Note: DO NOT add a semicolon after the value in the parenthesis (like you normally would in a css statement); adding a semicolon there will break the media query.

Break at 1200px

For this site, we've set the div #wrap to be 1200px wide. But if our screen is less than 1200px, our site starts to get cut off (make your browser screen narrower and you can see this happen.). So how do we prevent this?

We're going to set two different breakpoints for this site right now. (We'll see problems with other elements when we start adding content, but this should get us started.)

First, let's add this media query to the end of our css:

@media screen and (max-width:1200px) {
	#wrap {width:786px}

We are starting there because 786px is the width of our <main>.

Next we'll adjust the violin position (though it may not work when we add the headline): the x position is 758px - 414px (width of the aside) = 344px, so within the media query add:

header {background-position: 344px 47px, left top;}

Then we'll set the <aside> to a width of 100%. So within the media query add:

aside {width:100%;}

At less than 1200px, the structure will look like this:

Mobile structure as it looks at 786px

Break at 786px

The final break for right now will be at 786px, the width of our <div id="wrap"> and <main>. The media query will look like this:

@media screen and (max-width:786px) {
#wrap, main {width:100%}

So when the width of the browser hits 786px, which was the fixed width of the div wrap and the <main>, they will change to 100% of the width of the browser. (The <header>, <nav> and <footer> were already set for width:100%;) At this point, we will definitely need to eliminate the violin from the header, so we should also add css for the header, so the total will look like this:

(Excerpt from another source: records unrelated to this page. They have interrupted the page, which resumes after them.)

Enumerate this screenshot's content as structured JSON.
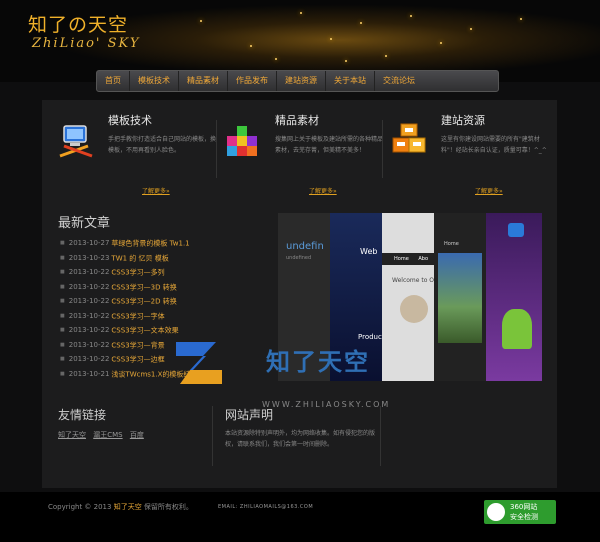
{
  "logo": {
    "cn": "知了の天空",
    "en": "ZhiLiao' SKY"
  },
  "nav": [
    "首页",
    "模板技术",
    "精品素材",
    "作品发布",
    "建站资源",
    "关于本站",
    "交流论坛"
  ],
  "features": [
    {
      "title": "模板技术",
      "desc": "手把手教你打造适合自己网站的模板，换模板，不用再看别人脸色。",
      "more": "了解更多»",
      "icon": "computer-tools-icon"
    },
    {
      "title": "精品素材",
      "desc": "搜集网上关于模板及建站所需的各种精品素材，去芜存菁，但美精不美多！",
      "more": "了解更多»",
      "icon": "colored-cubes-icon"
    },
    {
      "title": "建站资源",
      "desc": "这里有你建设网站需要的所有\"建筑材料\"！经站长亲自认证，质量可靠！^_^",
      "more": "了解更多»",
      "icon": "orange-blocks-icon"
    }
  ],
  "articles": {
    "title": "最新文章",
    "items": [
      {
        "date": "2013-10-27",
        "title": "草绿色背景的模板 Tw1.1"
      },
      {
        "date": "2013-10-23",
        "title": "TW1 的 忆贝 模板"
      },
      {
        "date": "2013-10-22",
        "title": "CSS3学习—多列"
      },
      {
        "date": "2013-10-22",
        "title": "CSS3学习—3D 转换"
      },
      {
        "date": "2013-10-22",
        "title": "CSS3学习—2D 转换"
      },
      {
        "date": "2013-10-22",
        "title": "CSS3学习—字体"
      },
      {
        "date": "2013-10-22",
        "title": "CSS3学习—文本效果"
      },
      {
        "date": "2013-10-22",
        "title": "CSS3学习—背景"
      },
      {
        "date": "2013-10-22",
        "title": "CSS3学习—边框"
      },
      {
        "date": "2013-10-21",
        "title": "浅谈TWcms1.X的模板结构"
      }
    ]
  },
  "slider": {
    "panel_text_1": "undefin",
    "panel_text_1b": "undefined",
    "panel_text_2": "Web",
    "panel_text_2b": "Product",
    "panel_text_3": "Welcome to Our",
    "panel_nav": [
      "Home",
      "Abo"
    ],
    "panel_text_4": "Home"
  },
  "overlay": {
    "cn": "知了天空",
    "en": "WWW.ZHILIAOSKY.COM"
  },
  "links": {
    "title": "友情链接",
    "items": [
      "知了天空",
      "漏王CMS",
      "百度"
    ]
  },
  "statement": {
    "title": "网站声明",
    "text": "本站资源除特别声明外，均为网络收集。如有侵犯您的版权，请联系我们，我们会第一时间删除。"
  },
  "footer": {
    "copy_prefix": "Copyright © 2013 ",
    "copy_site": "知了天空",
    "copy_suffix": " 保留所有权利。",
    "email": "EMAIL: ZHILIAOMAILS@163.COM",
    "badge_line1": "360网站",
    "badge_line2": "安全检测"
  },
  "colors": {
    "accent": "#e8a838",
    "page_bg": "#0e0e0f",
    "content_bg": "#1c1c1d",
    "badge": "#2e9c2e"
  }
}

@media screen and (max-width:786px) {
#wrap, main {width:100%}
header{ background:rgba(153,153,153,1.00); /* solid color fallback */
background-image: -webkit-linear-gradient(0deg,rgba(153,153,153,1.00) 0%,rgba(255,255,255,1.00) 100%);
background-image: -moz-linear-gradient(0deg,rgba(153,153,153,1.00) 0%,rgba(255,255,255,1.00) 100%);
background-image: -o-linear-gradient(0deg,rgba(153,153,153,1.00) 0%,rgba(255,255,255,1.00) 100%);
background-image: linear-gradient(90deg,rgba(153,153,153,1.00) 0%,rgba(255,255,255,1.00) 100%);
background-position: left top;
background-size: auto auto;
background-repeat: no-repeat;

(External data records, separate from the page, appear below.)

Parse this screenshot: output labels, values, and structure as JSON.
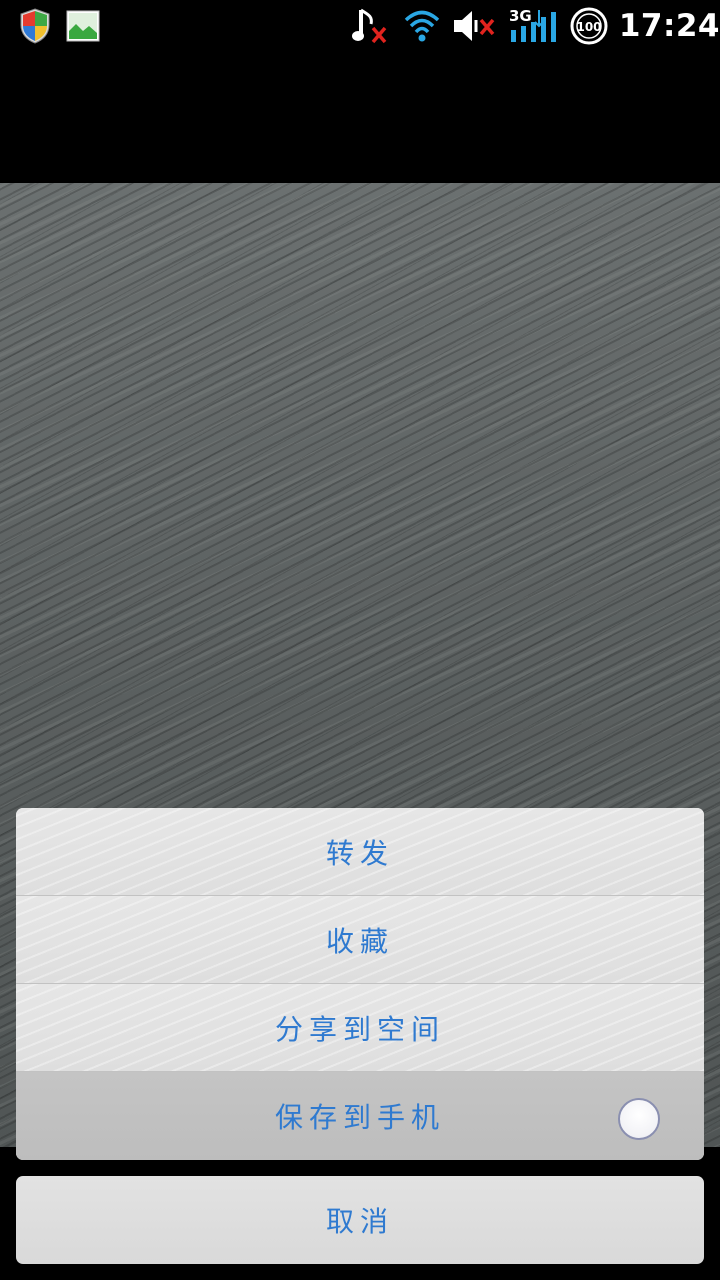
{
  "status_bar": {
    "time": "17:24",
    "battery_level": "100",
    "network_type": "3G",
    "icons": [
      "shield-icon",
      "gallery-icon",
      "music-muted-icon",
      "wifi-icon",
      "volume-muted-icon",
      "signal-icon",
      "battery-icon"
    ]
  },
  "action_sheet": {
    "items": [
      {
        "label": "转发"
      },
      {
        "label": "收藏"
      },
      {
        "label": "分享到空间"
      },
      {
        "label": "保存到手机"
      }
    ],
    "pressed_index": 3,
    "cancel_label": "取消"
  },
  "colors": {
    "accent_text": "#2f7ad0",
    "sheet_background": "#e3e3e3",
    "pressed_background": "#c2c2c2"
  }
}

The 786px version of the site will just have solid color bars across the browser page and no violin in the <header>.

We'll have to make further adjustments to these media queries as we add content to this template, but this gives us a start.

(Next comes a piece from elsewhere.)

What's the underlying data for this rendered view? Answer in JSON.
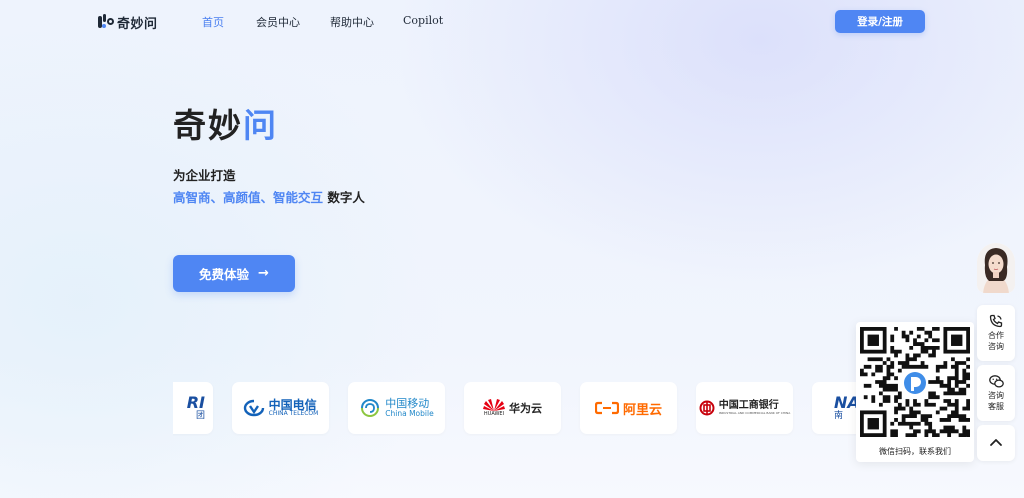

Once you have familiarized yourself with using media queries, you can try an html framework like Bootstrap. Bootstrap is designed as a way to "quickly" build mobile websites. It actually takes a fair amount of study to understand all the classes and what they do; it also includes lots of code you may never use. But it's a popular way to build mobile sites without starting from scratch. Note: It would also be useful to look over the code for Bootstrap for techniques for dealing with common mobile problems.

Final Validation

If you are using Dreamweaver, look through the code for line numbers that are in red, indicating there is a problem. Click the red numbers and they should give you an idea what the problem is.

If Dreamweaver that you have unclosed elements and aren't sure what they are, you can insert your cursor before the </body> element at the bottom of your page, type </ and hit return, and it will auto complete whatever hasn't been closed. Look for those unclosed elements, close them, and try again until you get </body> right before </body>, and then you'll know all the unclosed elements. (Working on these instructions I had as many as six unclosed <p> elements I had to go back and find.)

Once you've fixed all the line number errors, go to File>Validate>Current Document (W3C) and your document will be validated.

W3C HTML Validator

If you don't have Dreamweaver, copy the code from your page, go to the HTML Validator at https://validator.w3.org/, paste your code in, and it will tell you on which lines your html has errors. Fix the code and repeat the process until you don't have any errors.

If you are having problems with your css, they also have a CSS Validator at https://jigsaw.w3.org/css-validator/.